Top of SOURCE DATA

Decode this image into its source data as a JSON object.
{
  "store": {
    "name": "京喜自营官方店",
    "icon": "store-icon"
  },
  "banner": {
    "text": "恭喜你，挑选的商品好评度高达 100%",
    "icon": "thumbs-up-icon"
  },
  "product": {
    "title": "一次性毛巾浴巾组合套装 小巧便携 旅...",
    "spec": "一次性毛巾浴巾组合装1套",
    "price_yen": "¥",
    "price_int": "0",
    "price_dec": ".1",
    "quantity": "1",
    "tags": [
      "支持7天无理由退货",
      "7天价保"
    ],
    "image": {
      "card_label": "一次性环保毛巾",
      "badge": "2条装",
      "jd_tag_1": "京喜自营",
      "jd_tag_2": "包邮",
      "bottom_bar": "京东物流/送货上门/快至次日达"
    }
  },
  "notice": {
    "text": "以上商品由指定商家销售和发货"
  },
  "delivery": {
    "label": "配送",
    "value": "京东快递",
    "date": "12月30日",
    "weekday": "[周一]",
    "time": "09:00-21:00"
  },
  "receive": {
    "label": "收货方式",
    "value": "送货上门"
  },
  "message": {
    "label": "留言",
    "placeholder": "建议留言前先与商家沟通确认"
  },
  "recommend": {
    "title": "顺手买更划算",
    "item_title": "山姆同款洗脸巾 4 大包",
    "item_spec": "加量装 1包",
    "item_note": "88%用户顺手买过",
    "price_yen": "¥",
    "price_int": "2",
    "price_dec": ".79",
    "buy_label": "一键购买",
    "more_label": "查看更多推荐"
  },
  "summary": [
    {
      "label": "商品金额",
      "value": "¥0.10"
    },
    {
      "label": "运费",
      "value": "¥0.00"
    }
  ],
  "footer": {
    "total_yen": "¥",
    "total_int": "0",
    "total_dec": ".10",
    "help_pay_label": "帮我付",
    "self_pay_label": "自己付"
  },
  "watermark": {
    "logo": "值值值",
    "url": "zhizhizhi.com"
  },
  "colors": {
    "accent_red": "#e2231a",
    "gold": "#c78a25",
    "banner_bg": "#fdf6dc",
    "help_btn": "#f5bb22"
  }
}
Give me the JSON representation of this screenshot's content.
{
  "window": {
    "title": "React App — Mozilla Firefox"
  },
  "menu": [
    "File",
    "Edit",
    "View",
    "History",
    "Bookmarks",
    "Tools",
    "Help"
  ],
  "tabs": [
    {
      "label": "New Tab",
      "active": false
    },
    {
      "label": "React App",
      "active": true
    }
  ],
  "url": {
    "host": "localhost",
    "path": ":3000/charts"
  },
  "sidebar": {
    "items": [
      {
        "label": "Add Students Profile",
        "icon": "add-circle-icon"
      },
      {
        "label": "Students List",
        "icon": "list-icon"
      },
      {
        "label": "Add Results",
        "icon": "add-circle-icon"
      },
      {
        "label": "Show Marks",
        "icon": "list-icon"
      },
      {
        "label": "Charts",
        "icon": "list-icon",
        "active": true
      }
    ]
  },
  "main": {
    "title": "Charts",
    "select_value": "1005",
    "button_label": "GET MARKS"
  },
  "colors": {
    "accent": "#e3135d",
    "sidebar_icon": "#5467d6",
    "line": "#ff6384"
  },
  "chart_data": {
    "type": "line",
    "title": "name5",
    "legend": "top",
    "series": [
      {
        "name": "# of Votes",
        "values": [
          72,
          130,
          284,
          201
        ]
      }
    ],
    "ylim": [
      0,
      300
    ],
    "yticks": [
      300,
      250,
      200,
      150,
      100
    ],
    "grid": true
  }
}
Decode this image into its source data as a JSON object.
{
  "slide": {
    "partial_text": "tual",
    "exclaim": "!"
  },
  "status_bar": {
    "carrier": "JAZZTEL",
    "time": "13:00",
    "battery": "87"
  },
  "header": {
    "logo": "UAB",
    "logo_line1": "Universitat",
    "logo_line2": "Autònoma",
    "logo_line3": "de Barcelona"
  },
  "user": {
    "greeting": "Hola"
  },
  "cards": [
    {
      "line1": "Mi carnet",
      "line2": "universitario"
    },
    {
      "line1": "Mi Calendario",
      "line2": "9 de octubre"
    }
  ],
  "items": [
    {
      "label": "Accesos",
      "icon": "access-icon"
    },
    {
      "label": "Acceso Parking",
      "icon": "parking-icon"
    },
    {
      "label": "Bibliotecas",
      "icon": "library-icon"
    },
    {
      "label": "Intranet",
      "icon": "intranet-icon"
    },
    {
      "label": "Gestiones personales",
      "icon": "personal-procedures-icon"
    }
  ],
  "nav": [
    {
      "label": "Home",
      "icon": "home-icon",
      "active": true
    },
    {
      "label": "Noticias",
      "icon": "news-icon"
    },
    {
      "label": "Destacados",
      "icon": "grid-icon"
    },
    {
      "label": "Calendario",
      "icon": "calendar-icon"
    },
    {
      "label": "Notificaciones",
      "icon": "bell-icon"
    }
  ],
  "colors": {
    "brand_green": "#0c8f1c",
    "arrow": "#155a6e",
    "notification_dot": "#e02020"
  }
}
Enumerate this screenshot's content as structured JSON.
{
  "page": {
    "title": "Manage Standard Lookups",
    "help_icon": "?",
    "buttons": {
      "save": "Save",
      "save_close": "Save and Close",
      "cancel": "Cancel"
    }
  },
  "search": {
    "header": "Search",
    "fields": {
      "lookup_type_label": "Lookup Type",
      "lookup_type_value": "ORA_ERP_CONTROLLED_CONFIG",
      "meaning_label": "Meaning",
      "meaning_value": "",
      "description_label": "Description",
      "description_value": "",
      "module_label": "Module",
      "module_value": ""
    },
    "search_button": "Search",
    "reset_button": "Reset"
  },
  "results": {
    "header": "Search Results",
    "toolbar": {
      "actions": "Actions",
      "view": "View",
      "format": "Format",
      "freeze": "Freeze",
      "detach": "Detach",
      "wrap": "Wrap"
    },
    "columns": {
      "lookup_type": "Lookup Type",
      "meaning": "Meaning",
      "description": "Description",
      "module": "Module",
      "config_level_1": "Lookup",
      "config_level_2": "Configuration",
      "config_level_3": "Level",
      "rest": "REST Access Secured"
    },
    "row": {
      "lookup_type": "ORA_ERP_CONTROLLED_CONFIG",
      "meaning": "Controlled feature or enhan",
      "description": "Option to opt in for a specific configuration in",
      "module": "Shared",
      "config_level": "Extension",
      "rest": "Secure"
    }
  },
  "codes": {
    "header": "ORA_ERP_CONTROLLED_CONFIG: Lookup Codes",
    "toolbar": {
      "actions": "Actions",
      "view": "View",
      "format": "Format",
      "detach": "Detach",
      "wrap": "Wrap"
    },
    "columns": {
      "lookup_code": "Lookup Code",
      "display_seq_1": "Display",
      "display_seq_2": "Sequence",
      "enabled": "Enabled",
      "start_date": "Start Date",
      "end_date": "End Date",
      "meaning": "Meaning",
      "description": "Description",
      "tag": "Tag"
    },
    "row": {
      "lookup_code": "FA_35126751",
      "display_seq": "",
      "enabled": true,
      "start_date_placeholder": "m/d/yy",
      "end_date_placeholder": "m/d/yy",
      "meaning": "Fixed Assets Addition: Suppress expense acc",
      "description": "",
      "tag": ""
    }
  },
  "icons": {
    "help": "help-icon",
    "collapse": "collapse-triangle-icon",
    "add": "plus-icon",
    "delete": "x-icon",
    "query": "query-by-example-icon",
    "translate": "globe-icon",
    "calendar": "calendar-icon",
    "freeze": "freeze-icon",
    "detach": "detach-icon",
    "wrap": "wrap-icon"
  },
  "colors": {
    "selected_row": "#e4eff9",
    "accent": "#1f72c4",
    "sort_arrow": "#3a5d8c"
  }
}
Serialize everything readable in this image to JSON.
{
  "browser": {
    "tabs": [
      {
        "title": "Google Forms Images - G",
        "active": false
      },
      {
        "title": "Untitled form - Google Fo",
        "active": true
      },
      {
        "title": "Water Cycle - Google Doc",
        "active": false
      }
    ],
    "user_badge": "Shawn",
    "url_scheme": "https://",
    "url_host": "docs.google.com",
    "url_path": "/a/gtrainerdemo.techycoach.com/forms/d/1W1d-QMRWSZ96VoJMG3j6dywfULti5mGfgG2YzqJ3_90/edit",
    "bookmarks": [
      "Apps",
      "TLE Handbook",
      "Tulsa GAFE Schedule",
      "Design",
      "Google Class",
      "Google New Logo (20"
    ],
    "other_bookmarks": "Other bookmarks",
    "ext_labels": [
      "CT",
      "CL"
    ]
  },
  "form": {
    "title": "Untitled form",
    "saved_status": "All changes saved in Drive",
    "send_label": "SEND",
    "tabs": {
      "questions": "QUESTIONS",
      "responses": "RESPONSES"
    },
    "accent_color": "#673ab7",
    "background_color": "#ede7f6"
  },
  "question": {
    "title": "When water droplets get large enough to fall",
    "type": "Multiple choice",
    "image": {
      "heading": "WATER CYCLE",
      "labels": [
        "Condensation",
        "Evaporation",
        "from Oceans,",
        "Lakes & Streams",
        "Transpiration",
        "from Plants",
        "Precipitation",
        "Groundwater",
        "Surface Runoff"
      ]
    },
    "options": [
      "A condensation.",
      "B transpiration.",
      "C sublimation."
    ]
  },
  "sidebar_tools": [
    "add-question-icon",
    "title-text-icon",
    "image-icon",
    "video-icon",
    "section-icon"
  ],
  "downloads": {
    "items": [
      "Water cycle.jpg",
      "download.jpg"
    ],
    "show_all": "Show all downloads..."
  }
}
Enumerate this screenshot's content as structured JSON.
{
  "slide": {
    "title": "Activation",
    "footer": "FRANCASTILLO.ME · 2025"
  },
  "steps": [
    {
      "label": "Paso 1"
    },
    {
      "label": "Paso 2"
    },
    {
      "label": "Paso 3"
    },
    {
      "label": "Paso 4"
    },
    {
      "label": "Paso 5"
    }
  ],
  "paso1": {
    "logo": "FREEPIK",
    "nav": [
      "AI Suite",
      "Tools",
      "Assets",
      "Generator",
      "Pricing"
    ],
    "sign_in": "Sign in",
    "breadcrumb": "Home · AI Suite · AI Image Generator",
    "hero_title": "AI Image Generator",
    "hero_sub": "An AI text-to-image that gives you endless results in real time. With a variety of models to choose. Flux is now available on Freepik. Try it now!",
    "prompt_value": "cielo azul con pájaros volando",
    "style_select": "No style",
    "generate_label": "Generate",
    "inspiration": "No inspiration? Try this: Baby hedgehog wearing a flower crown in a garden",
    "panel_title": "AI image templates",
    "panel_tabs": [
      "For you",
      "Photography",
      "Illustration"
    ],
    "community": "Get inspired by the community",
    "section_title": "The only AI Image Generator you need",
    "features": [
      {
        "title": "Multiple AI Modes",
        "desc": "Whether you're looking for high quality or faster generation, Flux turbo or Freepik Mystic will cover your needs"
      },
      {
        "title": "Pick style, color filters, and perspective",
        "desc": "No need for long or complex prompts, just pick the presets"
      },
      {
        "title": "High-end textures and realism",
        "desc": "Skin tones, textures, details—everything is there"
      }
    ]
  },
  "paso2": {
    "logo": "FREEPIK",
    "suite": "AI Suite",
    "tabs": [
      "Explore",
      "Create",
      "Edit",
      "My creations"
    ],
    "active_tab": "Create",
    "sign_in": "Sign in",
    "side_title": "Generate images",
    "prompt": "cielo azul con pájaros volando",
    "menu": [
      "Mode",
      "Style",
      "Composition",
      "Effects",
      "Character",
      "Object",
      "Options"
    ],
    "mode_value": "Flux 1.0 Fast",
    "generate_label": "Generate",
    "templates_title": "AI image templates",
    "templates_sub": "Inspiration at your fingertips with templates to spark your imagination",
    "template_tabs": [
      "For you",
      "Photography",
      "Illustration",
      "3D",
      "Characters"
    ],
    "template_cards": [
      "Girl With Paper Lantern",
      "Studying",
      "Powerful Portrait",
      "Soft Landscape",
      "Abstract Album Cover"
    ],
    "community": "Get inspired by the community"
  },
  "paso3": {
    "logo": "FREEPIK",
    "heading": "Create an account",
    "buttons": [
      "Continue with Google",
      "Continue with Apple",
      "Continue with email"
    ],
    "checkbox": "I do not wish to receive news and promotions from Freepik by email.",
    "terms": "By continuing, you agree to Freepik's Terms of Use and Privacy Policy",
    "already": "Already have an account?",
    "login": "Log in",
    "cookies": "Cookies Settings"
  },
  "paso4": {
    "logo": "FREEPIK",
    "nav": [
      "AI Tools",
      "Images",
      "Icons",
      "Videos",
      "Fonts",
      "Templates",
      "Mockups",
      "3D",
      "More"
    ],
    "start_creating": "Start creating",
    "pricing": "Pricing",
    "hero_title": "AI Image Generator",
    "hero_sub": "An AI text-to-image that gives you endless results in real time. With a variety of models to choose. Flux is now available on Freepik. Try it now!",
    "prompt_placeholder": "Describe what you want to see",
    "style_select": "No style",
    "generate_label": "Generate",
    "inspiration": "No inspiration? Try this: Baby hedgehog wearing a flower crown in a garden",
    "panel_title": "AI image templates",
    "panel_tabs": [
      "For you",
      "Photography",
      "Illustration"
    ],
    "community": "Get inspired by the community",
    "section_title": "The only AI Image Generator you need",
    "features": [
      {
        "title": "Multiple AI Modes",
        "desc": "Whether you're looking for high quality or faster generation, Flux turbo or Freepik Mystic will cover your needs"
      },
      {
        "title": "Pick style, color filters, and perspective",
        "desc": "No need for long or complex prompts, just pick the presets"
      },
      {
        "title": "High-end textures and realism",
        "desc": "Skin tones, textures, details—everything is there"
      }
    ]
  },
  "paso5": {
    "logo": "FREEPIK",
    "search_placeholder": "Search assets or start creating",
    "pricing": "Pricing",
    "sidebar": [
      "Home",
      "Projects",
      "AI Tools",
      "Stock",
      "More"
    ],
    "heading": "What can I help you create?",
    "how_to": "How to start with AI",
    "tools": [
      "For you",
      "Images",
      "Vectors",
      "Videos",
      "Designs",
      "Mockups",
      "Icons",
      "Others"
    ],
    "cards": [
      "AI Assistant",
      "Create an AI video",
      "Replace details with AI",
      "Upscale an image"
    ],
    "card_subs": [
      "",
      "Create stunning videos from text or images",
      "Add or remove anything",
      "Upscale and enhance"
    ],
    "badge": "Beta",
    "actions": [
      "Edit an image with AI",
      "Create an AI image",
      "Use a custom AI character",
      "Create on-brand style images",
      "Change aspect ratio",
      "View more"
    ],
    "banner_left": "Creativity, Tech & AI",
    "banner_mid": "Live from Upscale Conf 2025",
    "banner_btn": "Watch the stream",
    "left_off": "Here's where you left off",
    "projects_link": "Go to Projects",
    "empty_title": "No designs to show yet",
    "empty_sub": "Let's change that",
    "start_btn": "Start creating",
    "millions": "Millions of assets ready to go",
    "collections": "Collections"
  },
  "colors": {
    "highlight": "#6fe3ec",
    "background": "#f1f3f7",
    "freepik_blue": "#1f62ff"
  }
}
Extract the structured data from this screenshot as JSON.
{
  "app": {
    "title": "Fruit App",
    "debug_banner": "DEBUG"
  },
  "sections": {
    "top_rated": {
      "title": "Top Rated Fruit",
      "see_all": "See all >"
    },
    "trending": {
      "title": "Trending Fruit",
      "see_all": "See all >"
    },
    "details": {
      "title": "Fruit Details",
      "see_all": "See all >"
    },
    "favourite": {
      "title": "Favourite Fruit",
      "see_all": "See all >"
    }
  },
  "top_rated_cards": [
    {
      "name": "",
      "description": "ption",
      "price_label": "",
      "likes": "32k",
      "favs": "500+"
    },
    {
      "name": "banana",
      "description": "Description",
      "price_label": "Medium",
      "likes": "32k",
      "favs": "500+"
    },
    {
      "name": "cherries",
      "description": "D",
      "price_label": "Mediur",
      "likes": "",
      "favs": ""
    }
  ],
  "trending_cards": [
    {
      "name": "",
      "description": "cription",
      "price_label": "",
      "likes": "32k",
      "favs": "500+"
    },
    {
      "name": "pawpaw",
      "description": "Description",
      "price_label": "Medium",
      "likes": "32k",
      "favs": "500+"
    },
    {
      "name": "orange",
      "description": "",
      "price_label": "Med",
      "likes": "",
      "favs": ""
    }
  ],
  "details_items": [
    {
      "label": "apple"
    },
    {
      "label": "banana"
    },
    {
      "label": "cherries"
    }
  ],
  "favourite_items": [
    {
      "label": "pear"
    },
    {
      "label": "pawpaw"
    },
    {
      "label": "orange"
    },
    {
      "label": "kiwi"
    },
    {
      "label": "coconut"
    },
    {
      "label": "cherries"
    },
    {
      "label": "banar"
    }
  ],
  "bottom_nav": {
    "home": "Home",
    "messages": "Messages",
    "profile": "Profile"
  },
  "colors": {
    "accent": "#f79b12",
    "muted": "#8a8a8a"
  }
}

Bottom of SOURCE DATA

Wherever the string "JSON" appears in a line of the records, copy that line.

• [EXPECTED ANSWER]:
Decode this image into its source data as a JSON object.
Give me the JSON representation of this screenshot's content.
Decode this image into its source data as a JSON object.
Enumerate this screenshot's content as structured JSON.
Serialize everything readable in this image to JSON.
Enumerate this screenshot's content as structured JSON.
Extract the structured data from this screenshot as JSON.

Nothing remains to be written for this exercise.